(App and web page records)
[Start of section]

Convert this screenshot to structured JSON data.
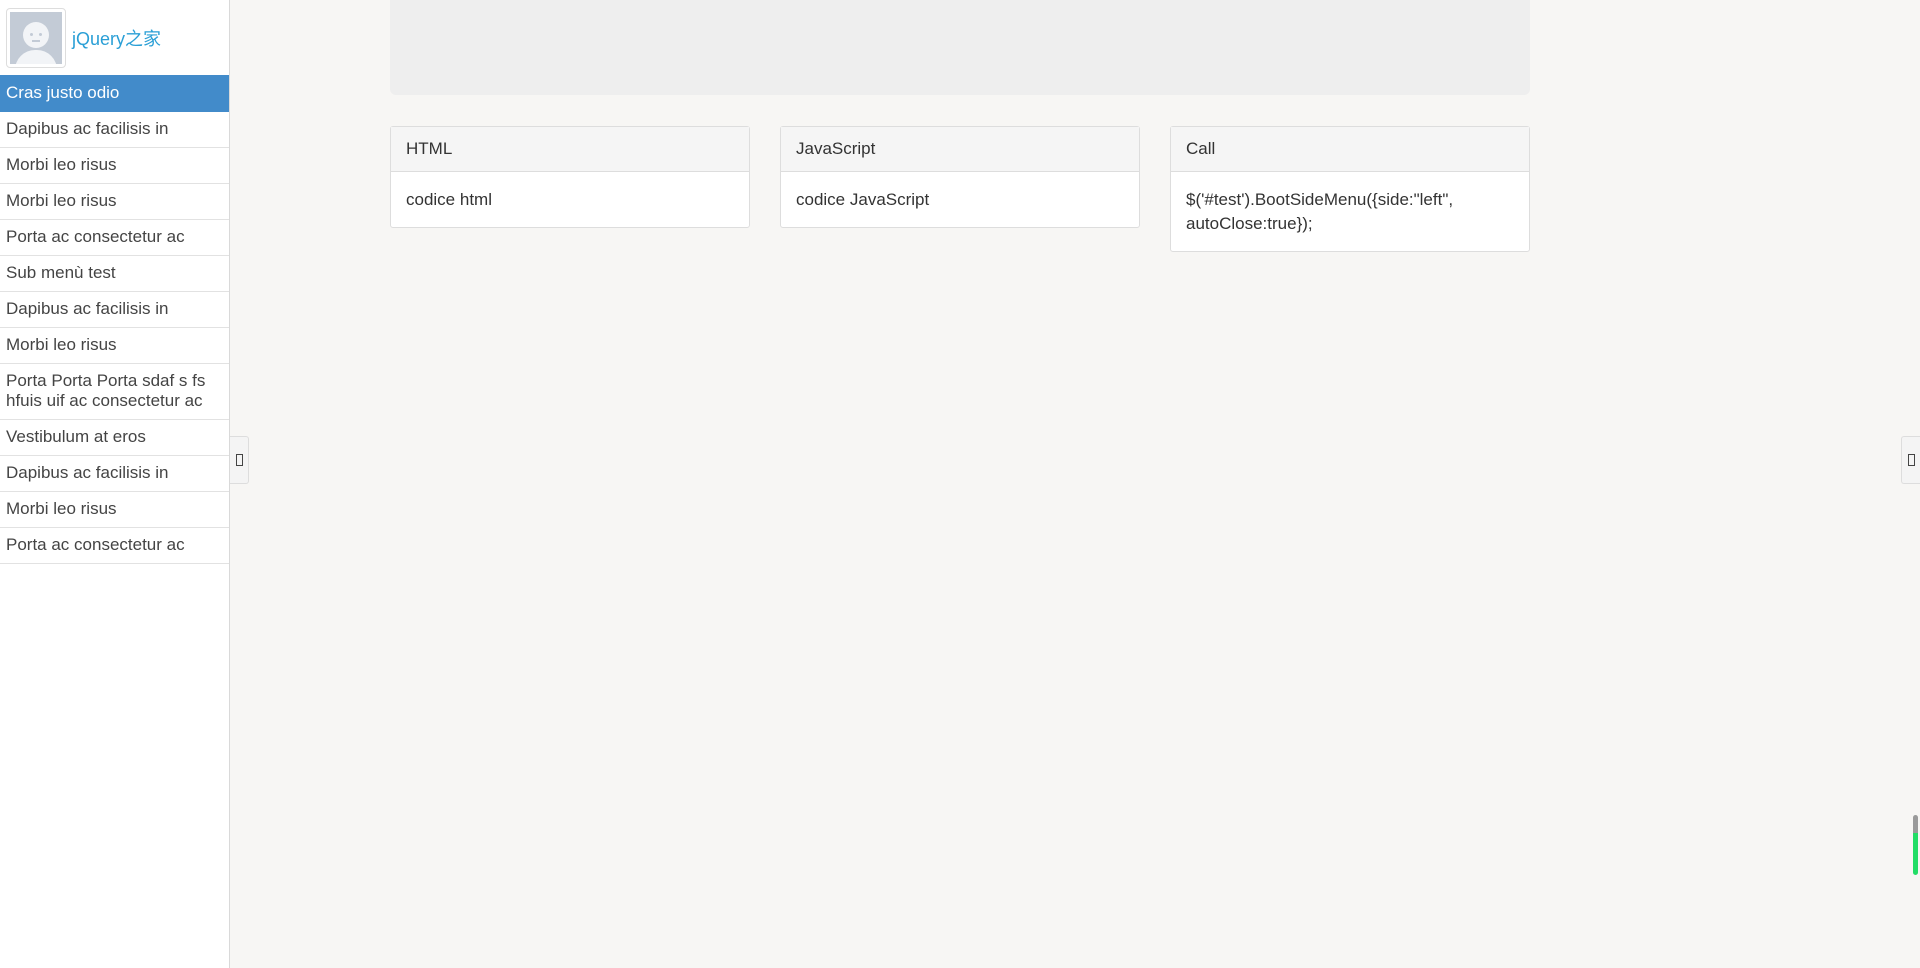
{
  "sidebar": {
    "user_name": "jQuery之家",
    "items": [
      {
        "label": "Cras justo odio",
        "active": true
      },
      {
        "label": "Dapibus ac facilisis in"
      },
      {
        "label": "Morbi leo risus"
      },
      {
        "label": "Morbi leo risus"
      },
      {
        "label": "Porta ac consectetur ac"
      },
      {
        "label": "Sub menù test"
      },
      {
        "label": "Dapibus ac facilisis in"
      },
      {
        "label": "Morbi leo risus"
      },
      {
        "label": "Porta Porta Porta sdaf s fs hfuis uif ac consectetur ac"
      },
      {
        "label": "Vestibulum at eros"
      },
      {
        "label": "Dapibus ac facilisis in"
      },
      {
        "label": "Morbi leo risus"
      },
      {
        "label": "Porta ac consectetur ac"
      }
    ]
  },
  "panels": [
    {
      "title": "HTML",
      "body": "codice html"
    },
    {
      "title": "JavaScript",
      "body": "codice JavaScript"
    },
    {
      "title": "Call",
      "body": "$('#test').BootSideMenu({side:\"left\", autoClose:true});"
    }
  ],
  "colors": {
    "active_bg": "#428bca",
    "link": "#2a9fd6",
    "page_bg": "#f7f6f4"
  }
}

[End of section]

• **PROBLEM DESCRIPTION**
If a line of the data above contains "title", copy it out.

• **RESULT OF THIS EXERCISE**
      "title": "HTML",
      "title": "JavaScript",
      "title": "Call",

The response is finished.